The Boeing AH-64 Apache is a four-blade, twin-engine attack helicopter with tailwheel-type landing gear arrangement, and tandem cockpit for a crew of two. The Apache was developed as Model 77 by Hughes Helicopters for the United States Army's Advanced Attack Helicopter program to replace the AH-1 Cobra. First flown on 30 September 1975, the AH-64 features a nose-mounted sensor suite for target acquisition and night vision systems. The Apache is armed with a 30-millimeter (1.2 in) M230 Chain Gun carried between the main landing gear, under the aircraft's forward fuselage. It has four hardpoints mounted on stub-wing pylons, typically carrying a mixture of AGM-114 Hellfire and Hydra 70 rocket pods. The AH-64 also features double- and triple-redundant aircraft systems to improve survivability for the aircraft and crew in combat, as well as improved crash survivability for the pilots.
The U.S. Army selected the AH-64 over the Bell YAH-63 in 1976, awarding Hughes Helicopters a pre-production contract for two more aircraft. In 1982, the Army approved full production. McDonnell Douglas continued production and development after purchasing Hughes Helicopters from Summa Corporation in 1984. The first production AH-64D Apache Longbow, a greatly upgraded version of the original Apache, was delivered to the Army in March 1997. AH-64 production is continued by the Boeing Defense, Space & Security division; over one thousand AH-64s have been produced to date.
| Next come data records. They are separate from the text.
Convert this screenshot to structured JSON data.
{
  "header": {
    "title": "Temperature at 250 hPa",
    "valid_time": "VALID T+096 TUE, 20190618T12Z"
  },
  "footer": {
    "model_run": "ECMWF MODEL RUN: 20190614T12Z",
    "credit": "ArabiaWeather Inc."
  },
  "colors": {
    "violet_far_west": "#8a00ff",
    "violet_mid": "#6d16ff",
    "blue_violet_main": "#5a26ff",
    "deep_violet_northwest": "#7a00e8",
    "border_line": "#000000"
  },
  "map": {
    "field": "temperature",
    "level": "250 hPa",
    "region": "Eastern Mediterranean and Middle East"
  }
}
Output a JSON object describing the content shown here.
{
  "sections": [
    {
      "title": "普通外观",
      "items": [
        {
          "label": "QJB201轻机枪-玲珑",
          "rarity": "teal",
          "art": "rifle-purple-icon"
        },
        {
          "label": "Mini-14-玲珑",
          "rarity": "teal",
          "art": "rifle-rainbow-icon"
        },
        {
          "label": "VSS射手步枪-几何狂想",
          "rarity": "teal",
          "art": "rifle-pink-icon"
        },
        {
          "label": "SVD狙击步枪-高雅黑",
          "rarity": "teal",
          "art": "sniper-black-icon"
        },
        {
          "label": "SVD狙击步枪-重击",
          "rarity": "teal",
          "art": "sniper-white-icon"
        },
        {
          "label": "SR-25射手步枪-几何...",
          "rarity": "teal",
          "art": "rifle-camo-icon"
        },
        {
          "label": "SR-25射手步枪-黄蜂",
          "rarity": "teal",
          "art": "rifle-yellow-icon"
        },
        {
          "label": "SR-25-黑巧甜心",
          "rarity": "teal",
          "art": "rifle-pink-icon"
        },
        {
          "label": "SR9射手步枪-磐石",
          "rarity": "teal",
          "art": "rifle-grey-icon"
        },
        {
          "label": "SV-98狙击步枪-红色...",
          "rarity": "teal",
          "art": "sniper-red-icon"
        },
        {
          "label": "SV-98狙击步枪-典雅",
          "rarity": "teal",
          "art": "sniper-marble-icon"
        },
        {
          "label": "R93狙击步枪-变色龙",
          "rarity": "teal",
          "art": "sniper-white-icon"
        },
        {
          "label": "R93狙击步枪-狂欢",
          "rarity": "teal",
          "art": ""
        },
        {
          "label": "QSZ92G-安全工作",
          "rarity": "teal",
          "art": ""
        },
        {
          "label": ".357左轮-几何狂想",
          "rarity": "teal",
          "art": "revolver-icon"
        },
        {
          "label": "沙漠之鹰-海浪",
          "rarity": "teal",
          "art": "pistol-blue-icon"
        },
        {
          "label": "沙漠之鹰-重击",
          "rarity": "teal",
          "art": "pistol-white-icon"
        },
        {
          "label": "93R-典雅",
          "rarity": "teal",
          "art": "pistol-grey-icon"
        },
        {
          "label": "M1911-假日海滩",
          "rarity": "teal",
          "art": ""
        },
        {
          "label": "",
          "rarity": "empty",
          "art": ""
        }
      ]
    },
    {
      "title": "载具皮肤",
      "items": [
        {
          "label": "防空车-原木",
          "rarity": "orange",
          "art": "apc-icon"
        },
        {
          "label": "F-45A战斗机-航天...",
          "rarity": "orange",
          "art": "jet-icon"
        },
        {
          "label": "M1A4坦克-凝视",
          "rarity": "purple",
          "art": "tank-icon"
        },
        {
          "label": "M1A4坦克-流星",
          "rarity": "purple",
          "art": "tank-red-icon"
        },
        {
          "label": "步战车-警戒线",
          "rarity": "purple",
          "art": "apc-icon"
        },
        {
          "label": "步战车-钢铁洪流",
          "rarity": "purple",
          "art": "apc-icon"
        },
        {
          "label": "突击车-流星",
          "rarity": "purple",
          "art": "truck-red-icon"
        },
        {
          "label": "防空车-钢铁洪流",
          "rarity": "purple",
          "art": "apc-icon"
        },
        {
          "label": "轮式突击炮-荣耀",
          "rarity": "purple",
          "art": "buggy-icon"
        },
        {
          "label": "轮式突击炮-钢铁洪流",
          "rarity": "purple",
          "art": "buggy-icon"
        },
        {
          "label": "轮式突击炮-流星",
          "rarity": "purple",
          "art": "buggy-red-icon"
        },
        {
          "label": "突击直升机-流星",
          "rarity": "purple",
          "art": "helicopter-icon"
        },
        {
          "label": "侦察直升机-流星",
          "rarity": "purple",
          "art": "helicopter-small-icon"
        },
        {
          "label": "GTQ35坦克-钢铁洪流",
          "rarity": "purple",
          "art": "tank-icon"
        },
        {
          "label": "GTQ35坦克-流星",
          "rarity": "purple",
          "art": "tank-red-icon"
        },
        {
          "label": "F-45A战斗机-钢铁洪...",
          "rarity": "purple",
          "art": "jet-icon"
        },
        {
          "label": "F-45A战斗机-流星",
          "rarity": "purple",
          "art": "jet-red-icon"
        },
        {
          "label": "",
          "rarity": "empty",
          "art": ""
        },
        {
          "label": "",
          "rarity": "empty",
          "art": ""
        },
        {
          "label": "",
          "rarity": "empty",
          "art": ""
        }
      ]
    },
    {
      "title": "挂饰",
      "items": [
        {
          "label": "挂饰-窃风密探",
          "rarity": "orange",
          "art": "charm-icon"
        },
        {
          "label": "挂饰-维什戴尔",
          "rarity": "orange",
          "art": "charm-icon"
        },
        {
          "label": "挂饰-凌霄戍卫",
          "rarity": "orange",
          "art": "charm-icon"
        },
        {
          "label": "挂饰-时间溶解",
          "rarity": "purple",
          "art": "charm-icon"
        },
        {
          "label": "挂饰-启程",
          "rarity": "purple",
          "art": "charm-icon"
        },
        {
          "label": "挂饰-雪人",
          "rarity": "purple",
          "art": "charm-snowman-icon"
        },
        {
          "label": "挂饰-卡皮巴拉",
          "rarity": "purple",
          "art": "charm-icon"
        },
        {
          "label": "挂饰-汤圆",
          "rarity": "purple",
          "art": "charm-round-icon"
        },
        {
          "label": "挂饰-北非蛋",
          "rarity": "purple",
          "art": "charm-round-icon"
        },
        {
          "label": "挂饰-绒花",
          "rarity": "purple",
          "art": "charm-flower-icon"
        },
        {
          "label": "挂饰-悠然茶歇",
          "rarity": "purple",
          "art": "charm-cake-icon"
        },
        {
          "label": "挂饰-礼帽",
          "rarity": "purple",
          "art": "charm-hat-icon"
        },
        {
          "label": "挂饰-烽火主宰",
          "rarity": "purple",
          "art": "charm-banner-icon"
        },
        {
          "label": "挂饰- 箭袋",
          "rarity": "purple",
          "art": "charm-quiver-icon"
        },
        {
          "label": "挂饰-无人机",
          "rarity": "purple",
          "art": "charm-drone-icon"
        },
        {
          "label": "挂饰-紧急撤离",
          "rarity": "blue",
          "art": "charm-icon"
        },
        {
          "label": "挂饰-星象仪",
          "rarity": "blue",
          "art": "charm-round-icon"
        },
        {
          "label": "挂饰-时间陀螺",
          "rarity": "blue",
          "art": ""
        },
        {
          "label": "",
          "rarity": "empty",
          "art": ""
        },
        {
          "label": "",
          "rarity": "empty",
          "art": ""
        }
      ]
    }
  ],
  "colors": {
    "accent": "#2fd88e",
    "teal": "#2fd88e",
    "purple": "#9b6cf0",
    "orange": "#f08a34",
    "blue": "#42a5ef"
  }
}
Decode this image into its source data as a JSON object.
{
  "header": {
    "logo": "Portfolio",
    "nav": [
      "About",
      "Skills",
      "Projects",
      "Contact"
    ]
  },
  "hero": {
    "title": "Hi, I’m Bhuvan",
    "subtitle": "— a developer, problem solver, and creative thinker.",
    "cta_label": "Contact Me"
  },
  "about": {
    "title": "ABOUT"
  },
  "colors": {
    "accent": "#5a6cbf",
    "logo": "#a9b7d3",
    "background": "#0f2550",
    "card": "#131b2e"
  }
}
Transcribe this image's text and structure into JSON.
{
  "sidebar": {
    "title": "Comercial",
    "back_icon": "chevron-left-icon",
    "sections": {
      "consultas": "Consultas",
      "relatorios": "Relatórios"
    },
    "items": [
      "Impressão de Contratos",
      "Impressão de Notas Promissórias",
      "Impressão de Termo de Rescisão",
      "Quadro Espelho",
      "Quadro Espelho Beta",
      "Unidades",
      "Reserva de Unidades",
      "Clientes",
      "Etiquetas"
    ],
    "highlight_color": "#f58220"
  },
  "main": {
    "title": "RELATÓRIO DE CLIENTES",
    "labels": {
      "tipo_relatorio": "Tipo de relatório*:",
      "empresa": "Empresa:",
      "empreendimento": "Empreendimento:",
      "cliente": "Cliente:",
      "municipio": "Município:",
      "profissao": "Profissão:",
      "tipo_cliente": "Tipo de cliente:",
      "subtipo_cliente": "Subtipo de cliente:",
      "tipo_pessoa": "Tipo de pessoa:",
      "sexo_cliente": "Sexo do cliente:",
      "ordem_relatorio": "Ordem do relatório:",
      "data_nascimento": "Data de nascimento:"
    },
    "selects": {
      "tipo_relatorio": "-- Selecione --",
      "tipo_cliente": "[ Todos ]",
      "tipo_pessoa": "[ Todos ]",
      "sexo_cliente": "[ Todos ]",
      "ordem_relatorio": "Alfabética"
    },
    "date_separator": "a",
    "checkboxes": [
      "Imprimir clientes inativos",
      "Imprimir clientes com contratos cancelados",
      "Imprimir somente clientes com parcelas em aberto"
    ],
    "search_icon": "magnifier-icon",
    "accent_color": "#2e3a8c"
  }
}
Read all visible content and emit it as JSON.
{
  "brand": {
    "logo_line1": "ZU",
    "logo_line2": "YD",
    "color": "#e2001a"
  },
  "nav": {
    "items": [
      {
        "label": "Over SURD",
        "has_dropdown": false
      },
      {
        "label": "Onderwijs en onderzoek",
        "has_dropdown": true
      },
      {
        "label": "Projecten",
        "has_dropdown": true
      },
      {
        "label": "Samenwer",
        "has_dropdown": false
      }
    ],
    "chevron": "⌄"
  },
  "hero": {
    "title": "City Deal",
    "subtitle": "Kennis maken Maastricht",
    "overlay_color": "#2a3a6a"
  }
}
The U.S. Army is the primary operator of the AH-64, however it has also become the primary attack helicopter of several nations it has been exported to, including the United Kingdom, Israel, Japan, Greece and the Netherlands. U.S. AH-64s have served in conflicts in Panama, Persian Gulf War, Kosovo War, Afghanistan, and Iraq. Israel has made active use of the Apache in its military conflicts in Lebanon and Gaza Strip; while two coalition allies have deployed their AH-64s in Afghanistan and Iraq.